From lighter fare (Endive Salad with Prosciutto $16, Catch of the Day $28) to decadent dishes (Pan Served Foie Gras $28, and Le Cassoulet Royal $26), the choice is yours.
Take a closer look:
Smoked Salmon ($18)
Three thick slabs of house smoked salmon with a crust of herbs de Provence and sprinkling of flour de sel on top are set in between big swaths of cream mixed with chives and studded with yellow and red sweety drop miniature peppers. The plate is finished with a drop of balsamic in the middle of dollops of green olive oil, interspersed with edible flower petals for a true pièce de résistance.
Top Sirloin ($30) with Morel Sauce
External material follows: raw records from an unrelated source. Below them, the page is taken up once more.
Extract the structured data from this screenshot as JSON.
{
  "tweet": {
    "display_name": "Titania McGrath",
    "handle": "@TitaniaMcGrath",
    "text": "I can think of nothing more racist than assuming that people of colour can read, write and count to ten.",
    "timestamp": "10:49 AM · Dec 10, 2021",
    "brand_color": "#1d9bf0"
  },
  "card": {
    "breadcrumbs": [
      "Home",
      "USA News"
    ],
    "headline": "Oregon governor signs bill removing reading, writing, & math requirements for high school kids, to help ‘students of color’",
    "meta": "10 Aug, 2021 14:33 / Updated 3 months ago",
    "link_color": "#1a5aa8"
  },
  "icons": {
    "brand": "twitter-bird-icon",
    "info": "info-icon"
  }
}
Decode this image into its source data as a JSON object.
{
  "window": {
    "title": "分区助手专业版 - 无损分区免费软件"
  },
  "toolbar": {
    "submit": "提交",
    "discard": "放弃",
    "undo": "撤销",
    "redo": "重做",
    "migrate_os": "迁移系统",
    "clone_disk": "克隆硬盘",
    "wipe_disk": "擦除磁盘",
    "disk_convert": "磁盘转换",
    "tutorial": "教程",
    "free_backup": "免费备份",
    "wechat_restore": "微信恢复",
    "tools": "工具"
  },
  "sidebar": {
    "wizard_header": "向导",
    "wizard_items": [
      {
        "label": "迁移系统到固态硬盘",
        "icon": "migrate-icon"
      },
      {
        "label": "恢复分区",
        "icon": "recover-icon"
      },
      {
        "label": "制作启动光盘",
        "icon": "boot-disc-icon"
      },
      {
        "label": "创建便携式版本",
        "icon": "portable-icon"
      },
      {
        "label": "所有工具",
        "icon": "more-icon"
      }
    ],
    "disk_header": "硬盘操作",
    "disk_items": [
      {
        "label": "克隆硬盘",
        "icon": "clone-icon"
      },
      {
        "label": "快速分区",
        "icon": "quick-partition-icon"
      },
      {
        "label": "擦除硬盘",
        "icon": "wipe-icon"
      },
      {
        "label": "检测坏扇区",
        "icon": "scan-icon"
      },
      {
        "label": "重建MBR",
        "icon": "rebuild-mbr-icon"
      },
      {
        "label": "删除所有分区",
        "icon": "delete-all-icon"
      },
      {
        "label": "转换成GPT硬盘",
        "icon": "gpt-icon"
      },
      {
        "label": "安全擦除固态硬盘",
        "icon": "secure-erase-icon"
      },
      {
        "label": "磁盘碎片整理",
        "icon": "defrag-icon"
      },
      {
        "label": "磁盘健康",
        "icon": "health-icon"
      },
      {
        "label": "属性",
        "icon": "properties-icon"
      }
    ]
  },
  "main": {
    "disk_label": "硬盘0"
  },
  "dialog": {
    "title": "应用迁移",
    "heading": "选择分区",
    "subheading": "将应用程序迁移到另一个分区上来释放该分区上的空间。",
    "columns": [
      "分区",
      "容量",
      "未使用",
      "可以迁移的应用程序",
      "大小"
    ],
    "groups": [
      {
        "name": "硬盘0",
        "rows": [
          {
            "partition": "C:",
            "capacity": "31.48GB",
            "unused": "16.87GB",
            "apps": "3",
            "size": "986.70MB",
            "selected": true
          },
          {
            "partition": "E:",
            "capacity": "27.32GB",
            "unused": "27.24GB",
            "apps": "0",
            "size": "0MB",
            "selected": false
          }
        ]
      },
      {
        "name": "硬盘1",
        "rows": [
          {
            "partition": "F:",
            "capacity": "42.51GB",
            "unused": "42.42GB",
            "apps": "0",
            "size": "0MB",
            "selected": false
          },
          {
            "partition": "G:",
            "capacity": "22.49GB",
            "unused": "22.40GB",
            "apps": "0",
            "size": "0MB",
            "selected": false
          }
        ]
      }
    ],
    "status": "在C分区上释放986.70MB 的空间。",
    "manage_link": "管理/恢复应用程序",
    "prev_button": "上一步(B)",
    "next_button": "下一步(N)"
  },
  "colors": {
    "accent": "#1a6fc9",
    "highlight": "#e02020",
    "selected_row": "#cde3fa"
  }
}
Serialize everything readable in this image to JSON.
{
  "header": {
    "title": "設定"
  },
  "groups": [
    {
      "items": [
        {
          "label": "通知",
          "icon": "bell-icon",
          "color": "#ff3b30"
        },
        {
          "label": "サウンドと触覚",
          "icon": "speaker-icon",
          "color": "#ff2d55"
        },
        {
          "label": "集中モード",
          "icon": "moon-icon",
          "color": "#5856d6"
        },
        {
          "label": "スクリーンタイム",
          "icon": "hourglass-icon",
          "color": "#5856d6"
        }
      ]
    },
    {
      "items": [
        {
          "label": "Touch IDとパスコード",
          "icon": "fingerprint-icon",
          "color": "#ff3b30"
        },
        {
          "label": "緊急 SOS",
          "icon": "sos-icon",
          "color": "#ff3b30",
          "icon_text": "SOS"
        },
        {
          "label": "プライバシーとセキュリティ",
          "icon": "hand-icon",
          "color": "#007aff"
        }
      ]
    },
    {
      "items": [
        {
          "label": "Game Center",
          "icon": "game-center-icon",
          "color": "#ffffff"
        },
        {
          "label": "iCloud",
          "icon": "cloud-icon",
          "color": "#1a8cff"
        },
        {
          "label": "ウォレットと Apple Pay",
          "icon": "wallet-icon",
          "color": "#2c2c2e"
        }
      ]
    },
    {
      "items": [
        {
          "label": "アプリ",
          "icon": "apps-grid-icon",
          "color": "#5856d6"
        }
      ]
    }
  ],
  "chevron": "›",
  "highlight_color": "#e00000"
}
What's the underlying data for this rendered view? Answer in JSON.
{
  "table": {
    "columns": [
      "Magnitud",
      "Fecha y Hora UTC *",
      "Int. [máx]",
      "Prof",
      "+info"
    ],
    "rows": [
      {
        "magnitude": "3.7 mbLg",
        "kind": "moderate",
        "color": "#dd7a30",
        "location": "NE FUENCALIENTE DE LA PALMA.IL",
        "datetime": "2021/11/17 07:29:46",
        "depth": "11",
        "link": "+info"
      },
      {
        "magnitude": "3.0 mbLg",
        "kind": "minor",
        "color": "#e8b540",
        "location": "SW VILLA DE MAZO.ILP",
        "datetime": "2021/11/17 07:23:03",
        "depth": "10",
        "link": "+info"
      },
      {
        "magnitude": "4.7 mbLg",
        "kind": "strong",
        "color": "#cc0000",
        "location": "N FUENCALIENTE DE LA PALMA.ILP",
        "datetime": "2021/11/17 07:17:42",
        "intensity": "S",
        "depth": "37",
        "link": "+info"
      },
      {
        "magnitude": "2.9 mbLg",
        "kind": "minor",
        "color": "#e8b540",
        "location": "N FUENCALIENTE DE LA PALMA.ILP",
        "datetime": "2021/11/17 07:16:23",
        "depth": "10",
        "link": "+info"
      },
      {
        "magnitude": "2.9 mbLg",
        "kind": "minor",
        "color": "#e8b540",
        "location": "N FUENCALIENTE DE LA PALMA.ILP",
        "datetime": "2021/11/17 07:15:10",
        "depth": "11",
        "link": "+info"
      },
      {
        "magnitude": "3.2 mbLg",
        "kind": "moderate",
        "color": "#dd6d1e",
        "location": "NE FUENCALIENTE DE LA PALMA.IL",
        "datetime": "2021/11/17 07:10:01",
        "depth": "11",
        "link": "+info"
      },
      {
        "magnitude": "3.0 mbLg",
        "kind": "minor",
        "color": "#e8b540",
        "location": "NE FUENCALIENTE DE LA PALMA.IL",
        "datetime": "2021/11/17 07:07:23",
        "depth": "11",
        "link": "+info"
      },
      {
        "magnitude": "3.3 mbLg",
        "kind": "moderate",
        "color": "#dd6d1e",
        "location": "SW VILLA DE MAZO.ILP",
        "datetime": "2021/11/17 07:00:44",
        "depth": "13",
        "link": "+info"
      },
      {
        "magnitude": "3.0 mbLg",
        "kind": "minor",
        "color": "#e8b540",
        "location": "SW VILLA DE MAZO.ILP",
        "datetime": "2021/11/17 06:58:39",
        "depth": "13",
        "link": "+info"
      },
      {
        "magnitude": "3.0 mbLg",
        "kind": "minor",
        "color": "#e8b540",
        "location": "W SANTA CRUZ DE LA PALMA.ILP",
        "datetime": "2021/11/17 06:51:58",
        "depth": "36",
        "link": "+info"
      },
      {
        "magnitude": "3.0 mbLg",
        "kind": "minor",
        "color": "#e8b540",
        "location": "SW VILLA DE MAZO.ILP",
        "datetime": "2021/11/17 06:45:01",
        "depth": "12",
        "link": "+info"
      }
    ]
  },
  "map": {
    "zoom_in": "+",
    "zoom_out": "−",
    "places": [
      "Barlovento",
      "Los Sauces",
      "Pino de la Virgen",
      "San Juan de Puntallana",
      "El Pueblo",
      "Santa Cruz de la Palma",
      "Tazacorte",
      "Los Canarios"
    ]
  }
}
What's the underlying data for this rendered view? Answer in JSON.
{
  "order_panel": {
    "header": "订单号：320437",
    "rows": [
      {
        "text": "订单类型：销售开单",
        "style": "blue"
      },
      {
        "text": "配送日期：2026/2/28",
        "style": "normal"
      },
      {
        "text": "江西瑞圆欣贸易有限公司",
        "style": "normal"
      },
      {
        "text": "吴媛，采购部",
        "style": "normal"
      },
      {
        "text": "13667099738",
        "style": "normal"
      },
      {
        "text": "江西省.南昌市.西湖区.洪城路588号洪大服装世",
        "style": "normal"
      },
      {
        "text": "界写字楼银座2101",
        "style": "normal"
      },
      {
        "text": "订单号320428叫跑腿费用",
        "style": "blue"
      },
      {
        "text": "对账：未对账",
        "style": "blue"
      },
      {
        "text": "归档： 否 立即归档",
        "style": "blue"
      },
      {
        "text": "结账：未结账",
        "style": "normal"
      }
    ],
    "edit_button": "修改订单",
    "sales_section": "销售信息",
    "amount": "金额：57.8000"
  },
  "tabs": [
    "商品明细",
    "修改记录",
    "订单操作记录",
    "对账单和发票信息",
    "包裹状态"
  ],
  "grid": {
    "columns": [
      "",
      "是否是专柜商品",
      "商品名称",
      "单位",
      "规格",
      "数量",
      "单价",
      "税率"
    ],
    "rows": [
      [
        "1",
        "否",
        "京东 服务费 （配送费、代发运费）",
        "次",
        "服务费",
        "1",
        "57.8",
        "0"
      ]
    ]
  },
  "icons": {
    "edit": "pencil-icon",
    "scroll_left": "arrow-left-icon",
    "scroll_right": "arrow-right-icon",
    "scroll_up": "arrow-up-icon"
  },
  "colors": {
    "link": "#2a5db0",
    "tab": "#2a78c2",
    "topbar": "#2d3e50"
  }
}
The rich buttery sauce is so velvety smooth, it should be served in a cup. And the mashed potatoes with chives are worth the trip too.
The center of the dish – the beef – is top notch, but it’s the big pile of shallots resting on top that stand out. Sautéed in olive oil, butter, and water, they’re not the usual soft texture you’d expect. Instead they’re kept crunchy for a fabulous juxtaposition of textures.
Paris Brest ($12)
Geoffroy doesn’t just make his own almond and caramel cream filling - he creates two, so he can “control the lightness and textures.” The crunchy rustic pâte à choux covered in raw filberts and a heavy dusting of icing sugar is piped with ribbons of creamy, light hazelnut mousseline.
Finished with filigree chocolate shards and a chocolate medallion gold “P” seal, the presentation is off the charts. Think: Kings of Pastry on a smaller scale. ‘
And thanks to the many daily specials, there’s always something new to try.
Tip: Portions are generous, so don’t feel you have to finish it all in one sitting. Besides, you want to save room for #7 (see below).
6. There’s a new aperitivo hour in town
The just launched after work menu is available daily from 5pm-7pm featuring Oysters ($2.80), Selection of French Cheese (3/$18, 6/$28), House Smoked Salmon ($18), and Charcuterie Board ($24) featuring Prosciutto, chorizo, dry pork sausage, and amber beer sausage.
Paired with a glass of wine or beer, it’s a welcome interlude after a long work day.
7. A rare dessert
If you’ve tried to make a soufflé, you know what a delicate process it is. And difficult to pull off.
Geffroy says Batifole is one of only two restaurants in Toronto that does soufflé with orange.
Soufflé Grand Mariner ($12) takes 20 minutes to make, but it’s worth the wait.
Tip: Not into waiting around for dessert? Order it when you’re halfway through your main dish.
8. Your daily bread
After sampling the housemade bread at the beginning of the meal, there’s little chance you won’t want to get some to go.
Now you bring a loaf of Multigrain Bread ($8/700 g) home.
Boasting a soft crumb and nutty, light, crisp crust, it’s not going to last long, so best get a couple to get you through the week.
9. On the quieter side
The first non-Asian restaurant to open on Gerrard is one of the few restaurants anywhere in Toronto that’s generally pretty quiet. So if you’re not into the raucous that accompanies most places these days, Batifole is for you.
Even the kitchen’s delicate bell is muffled when rung. Très sophistiqué!
10. Up next
Not content to rest of his laurels, Geoffroy is always working on the next project. First up: a patisserie is in the works, set to launch next year. The bakery/boutique will be open during the day, allowing you to sit and enjoy a meal or snack or take it to go.
A sneak peek at items currently in development: more bread, pâté, pissaladière, and croque monsieur on brioche, for starters.
744 Gerrard St. E.
Tues to Sat 5pm to close